Ford Motor Co. partners will be showcasing a truck and vans upfitted from the three participants of its eQVM vehicle modifier program — XL Hybrids, Motiv Power Systems, and Lightning Systems — at the NTEA Work Truck Show this year.
Lightning Systems will showcase a battery-electric full-size Transit Cargo Van, while XL Hybrids will showcase a plug-in electric hybrid F-150. Motiv Power Systems will showcase an electrified E-450 Cutaway.
“We have a program at Ford called the Qualified Vehicle Modifier (QVM) program. A few years ago, we started from a sustainability standpoint focusing on gaseous fuels such as propane and compressed natural gas,” said Dick Cupka, Ford’s commercial vehicles sustainability lead. “Just a couple of years ago, with the interest and the technology improving into electrification, we added a program called the eQVM program.”
The eQVM program, which was announced at the 2017 NTEA Work Truck Show, is a version of Ford’s QVM program that focuses on energy efficiency, such as electrification, he added.
Modified Electric Trucks at NTEA's Work Truck Show
The Colorado-based Lightning Systems — one of three fully qualified participants of Ford’s eQVM program — will have a full-sized battery electric Transit Cargo Van on display at Ford’s booth. The particular vehicle on display is a model ordered by FedEx Ground for one of its routes in New York. The van will have a 50-mile range, which the company has determined will suit its typical 25-mile route.
For operators with longer routes than that, Lightning Systems also offers vehicles with 100 miles or battery electric range.
XL Hybrids will display a PHEV F-150 that uses a blended hybrid operation. This blended operation means that XL’s F-150 will have traction motor, battery, and plug-in charger that a normal PHEV uses, however, the truck will also run its internal combustion engine at a low power output to run its peripherals, such as A/C and alternator.
XL Hybrid’s PHEV F-150 upfit is expected to produce a 50% fuel economy improvement on the first 80 miles driven after a full charge. So, as an example, if a truck is yielding an average 15 miles per gallon, an operator will see an average 22.5 miles per gallon for the first 80 miles after a full charge, according to Cupka.

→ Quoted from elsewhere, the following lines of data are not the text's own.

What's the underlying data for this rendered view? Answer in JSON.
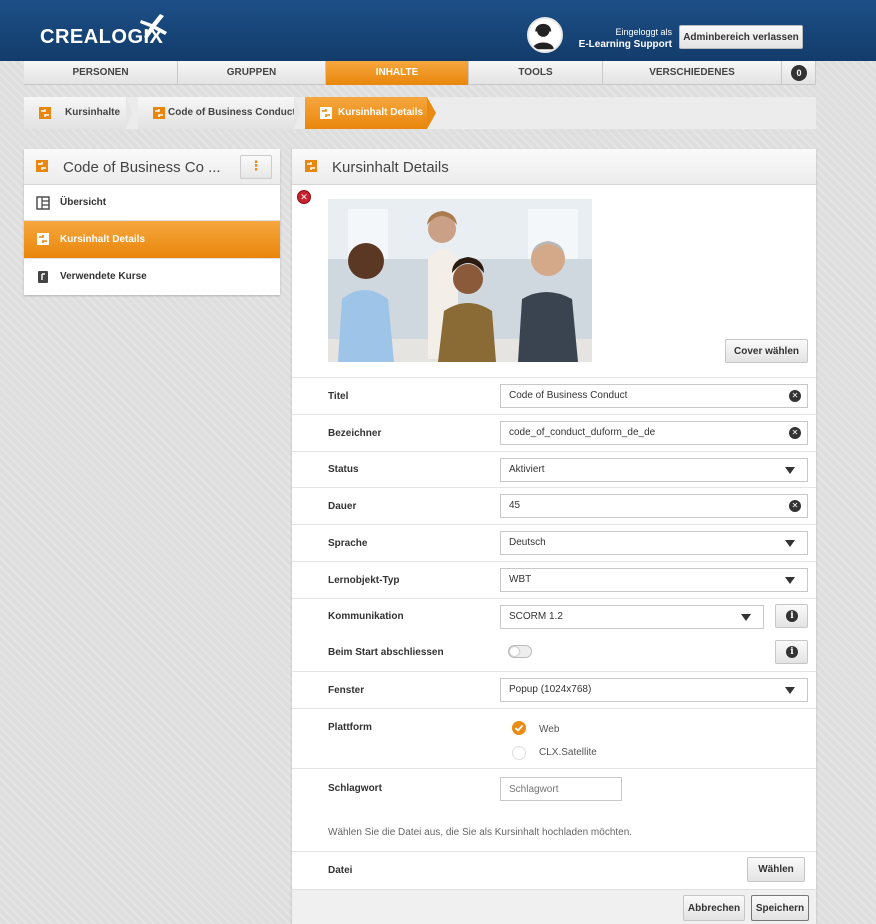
{
  "header": {
    "logo_text": "CREALOGIX",
    "logged_in_label": "Eingeloggt als",
    "logged_in_user": "E-Learning Support",
    "leave_admin_label": "Adminbereich verlassen"
  },
  "nav": {
    "items": [
      "PERSONEN",
      "GRUPPEN",
      "INHALTE",
      "TOOLS",
      "VERSCHIEDENES"
    ],
    "active": "INHALTE",
    "badge_count": "0"
  },
  "breadcrumb": {
    "items": [
      "Kursinhalte",
      "Code of Business Conduct",
      "Kursinhalt Details"
    ]
  },
  "sidebar": {
    "title": "Code of Business Co ...",
    "menu_icon": "more-vertical-icon",
    "items": [
      {
        "label": "Übersicht",
        "icon": "overview-icon"
      },
      {
        "label": "Kursinhalt Details",
        "icon": "content-icon"
      },
      {
        "label": "Verwendete Kurse",
        "icon": "course-icon"
      }
    ],
    "active": "Kursinhalt Details"
  },
  "main": {
    "title": "Kursinhalt Details",
    "cover_button": "Cover wählen",
    "fields": {
      "titel": {
        "label": "Titel",
        "value": "Code of Business Conduct"
      },
      "bezeichner": {
        "label": "Bezeichner",
        "value": "code_of_conduct_duform_de_de"
      },
      "status": {
        "label": "Status",
        "value": "Aktiviert"
      },
      "dauer": {
        "label": "Dauer",
        "value": "45"
      },
      "sprache": {
        "label": "Sprache",
        "value": "Deutsch"
      },
      "lernobjekt_typ": {
        "label": "Lernobjekt-Typ",
        "value": "WBT"
      },
      "kommunikation": {
        "label": "Kommunikation",
        "value": "SCORM 1.2"
      },
      "beim_start": {
        "label": "Beim Start abschliessen",
        "enabled": false
      },
      "fenster": {
        "label": "Fenster",
        "value": "Popup (1024x768)"
      },
      "plattform": {
        "label": "Plattform",
        "options": [
          {
            "label": "Web",
            "checked": true
          },
          {
            "label": "CLX.Satellite",
            "checked": false
          }
        ]
      },
      "schlagwort": {
        "label": "Schlagwort",
        "placeholder": "Schlagwort"
      },
      "datei": {
        "label": "Datei",
        "hint": "Wählen Sie die Datei aus, die Sie als Kursinhalt hochladen möchten.",
        "button": "Wählen"
      }
    },
    "cancel_button": "Abbrechen",
    "save_button": "Speichern"
  },
  "colors": {
    "brand_blue": "#1a4a80",
    "accent_orange": "#ec8b14"
  }
}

Reasons that fleets may be interested in this kind of upfit would be reduced operating costs at a smaller cost of entry than a full PHEV upfit.
“There are customers that will find this appealing because it reduces operating costs, and what they will also like is that once they’ve used up the battery capacity, the car turns into a normal hybrid vehicle, which itself saves fuel [over a traditional ICE vehicle].”
Lastly, Motiv Power Systems will have an electrified E-450 Cutaway on display. The truck will be missing a body, to allow people to see the insides of the battery electric modified truck.
A representative of each of the three companies will be available near the displays; and literature on the different technologies will also be available for attendees.
Automotive Industry Leans Toward Electrification
Ford has long had a commitment toward showcasing sustainable trucks at the annual NTEA Work Truck Show. For the past eight years, the company has showcased trucks at the show that feature some sort of alternative fuel, such as natural gas or propane.
In the last couple years, however, sustainability in the automotive market has shifted toward electrification.
Cupka said that while he can’t disclose the specifics of Ford’s future portfolio items just yet, he can share that Ford has a clear interest in directly electrifying its commercial vehicles at some point. In the interim, fully qualified participants of its eQVM program will provide electrification upfits to fleets.
“Even when we have our own products, however, the commercial vehicle activity is so varied, that there are some niches that will never have sufficient volume for Ford Motor Co. to invest the assembly plant time and design time for,” Cupka said.
These niches, Cupka added, will be filled by its eQVMs. This means that even after battery electric versions of their vehicles are coming directly off of the Ford assembly line, Ford will continue to support its eQVMs.
“It wasn’t a decade ago that people were saying that there wouldn’t be electric trucks, and here we are. OEMs like Ford or others may not be as nimble or quick to adopt new technologies as some companies in the aftermarket are, but by working with them, we’ve been able to leverage their nimbleness to advance the technology quicker while also working with them to help ensure their upfits maintain the same OEM build quality that we produce,” said Cupka.
Originally posted on Automotive Fleet